Bev said...

In the past, I have generally assigned peer-review groups randomly; however, this semester's composition class posed a challenge because one-third of the students were ESL students from China. I often have Chinese students, but I've never had this many in a single class. I feared that allowing students to select their own groups would result in a classroom split on ethnic lines. I thought long and hard about how to organize peer-review workshops and other group work, and here's what I came up with:

On the first day of class, students wrote a brief essay, which I evaluated based on a rubric. This essay revealed that most of my Chinese students were competent writers and two of them were really excellent, while three needed serious help with their writing. I was concerned that the students with poor language skills would get very little benefit from a peer-review group in which they struggled to understand others and to be understood.

Therefore, for the first round of peer review, I assigned students to groups, making sure that each group contained at least one very strong writer. I took special care with the three struggling Chinese students, assigning them to groups that included a very strong Chinese writer. This worked fairly well, because the stronger Chinese students were able to provide understandable feedback to the struggling writers.

For later peer review sessions, I sometimes assigned groups randomly. This worked less well. Several of the groups functioned effectively and provided useful feedback, but the Chinese students who most needed help didn't always get it. Some students were willing to put in the effort required to get across the language divide, while others were not.

At the end of the semester, I allowed students to select their own groups, with entirely predictable results: the football-players group, the smart-girls group, the quiet-guys group, and two groups of Chinese students. By this point in the semester everyone's peer review skills had improved, so the groups worked fairly well. It did sound odd to hear peer review being conducted in two different languages.

Based on this experience, I will continue to assign groups early in the semester and loosen up later, after students' peer-review skills have improved. I have also been conferring with our ESL people, as I have another class next semester with a large group of foreign students. I welcome suggestions.

Oh, and the three struggling students? One passed the class; one missed more than half of the class sessions and did not pass; and a third came very close to passing but will have to take it again.

Dr. Lisa said...

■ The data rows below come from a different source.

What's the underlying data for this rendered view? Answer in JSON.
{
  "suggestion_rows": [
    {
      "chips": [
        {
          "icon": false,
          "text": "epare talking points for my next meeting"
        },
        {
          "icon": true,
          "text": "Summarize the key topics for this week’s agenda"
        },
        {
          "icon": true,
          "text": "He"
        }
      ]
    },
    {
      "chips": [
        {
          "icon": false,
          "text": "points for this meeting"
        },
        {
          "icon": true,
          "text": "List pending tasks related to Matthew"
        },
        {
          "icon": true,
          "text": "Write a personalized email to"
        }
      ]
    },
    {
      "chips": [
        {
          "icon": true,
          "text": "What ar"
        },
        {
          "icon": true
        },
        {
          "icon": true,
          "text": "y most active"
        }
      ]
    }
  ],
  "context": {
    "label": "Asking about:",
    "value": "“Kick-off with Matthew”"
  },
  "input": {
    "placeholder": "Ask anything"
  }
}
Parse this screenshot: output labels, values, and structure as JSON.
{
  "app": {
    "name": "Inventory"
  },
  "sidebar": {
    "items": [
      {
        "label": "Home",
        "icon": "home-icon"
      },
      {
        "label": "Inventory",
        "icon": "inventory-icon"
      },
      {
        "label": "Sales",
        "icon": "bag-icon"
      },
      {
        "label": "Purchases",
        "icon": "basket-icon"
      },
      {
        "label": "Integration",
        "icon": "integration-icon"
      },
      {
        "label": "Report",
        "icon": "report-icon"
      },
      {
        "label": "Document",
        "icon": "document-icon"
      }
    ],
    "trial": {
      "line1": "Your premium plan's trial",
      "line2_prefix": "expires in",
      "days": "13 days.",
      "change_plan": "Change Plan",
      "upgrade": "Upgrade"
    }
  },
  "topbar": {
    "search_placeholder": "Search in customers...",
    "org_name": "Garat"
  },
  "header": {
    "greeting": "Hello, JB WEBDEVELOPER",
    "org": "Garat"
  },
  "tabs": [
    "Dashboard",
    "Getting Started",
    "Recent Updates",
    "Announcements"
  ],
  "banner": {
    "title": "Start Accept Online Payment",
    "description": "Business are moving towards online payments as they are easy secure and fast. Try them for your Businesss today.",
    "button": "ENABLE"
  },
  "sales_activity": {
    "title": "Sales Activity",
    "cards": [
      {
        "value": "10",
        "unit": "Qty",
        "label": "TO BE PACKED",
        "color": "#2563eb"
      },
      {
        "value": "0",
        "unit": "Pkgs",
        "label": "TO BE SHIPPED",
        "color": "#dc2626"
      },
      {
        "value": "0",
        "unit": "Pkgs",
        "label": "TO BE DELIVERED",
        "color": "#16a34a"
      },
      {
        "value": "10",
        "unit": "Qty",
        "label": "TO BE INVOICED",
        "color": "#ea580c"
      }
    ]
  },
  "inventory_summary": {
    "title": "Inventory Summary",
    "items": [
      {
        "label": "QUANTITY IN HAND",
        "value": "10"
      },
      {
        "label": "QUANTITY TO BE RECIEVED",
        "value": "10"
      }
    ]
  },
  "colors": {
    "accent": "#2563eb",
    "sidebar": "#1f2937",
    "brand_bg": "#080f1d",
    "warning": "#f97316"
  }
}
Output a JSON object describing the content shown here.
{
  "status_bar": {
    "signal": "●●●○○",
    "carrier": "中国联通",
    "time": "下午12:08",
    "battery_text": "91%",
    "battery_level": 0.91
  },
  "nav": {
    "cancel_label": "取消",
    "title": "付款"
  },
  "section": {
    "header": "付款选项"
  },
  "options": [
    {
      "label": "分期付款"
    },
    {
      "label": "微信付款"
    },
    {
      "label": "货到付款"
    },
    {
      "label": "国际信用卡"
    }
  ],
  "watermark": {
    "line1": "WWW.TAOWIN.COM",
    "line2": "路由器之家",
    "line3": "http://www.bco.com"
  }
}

I always have them pick the peers they want to read their material. Hmmm. Perhaps that is not a good way to do it.

Jane Dark said...

Bardiac's system for setting up peer reviews is remarkably similar to the way that I set up mine, but I haven't done the peer review grading in that way before, and I think I might use it next quarter.

Sometimes, though I do things slightly differently, and alternate between choosing groups for the students and letting them choose their own groups. The key to making this work well seems to be that I use a lot of small group discussion (3-4 people) in a prelude to full class discussion -- and because they've been talking over the ideas with those people, they usually feel comfortable being reviewed by and reviewing them (pardon my bad syntax).

To a certain degree, this puts friends together. But with the right class of energetic people, I don't have a problem with that. It tends to lead to a pair of friends with a pair of friends -- but in the end, all four get to know each other better and become better editors for each other.

kermitthefrog said...

Thanks for all the input, folks - I know I'll be using some of these ideas next semester.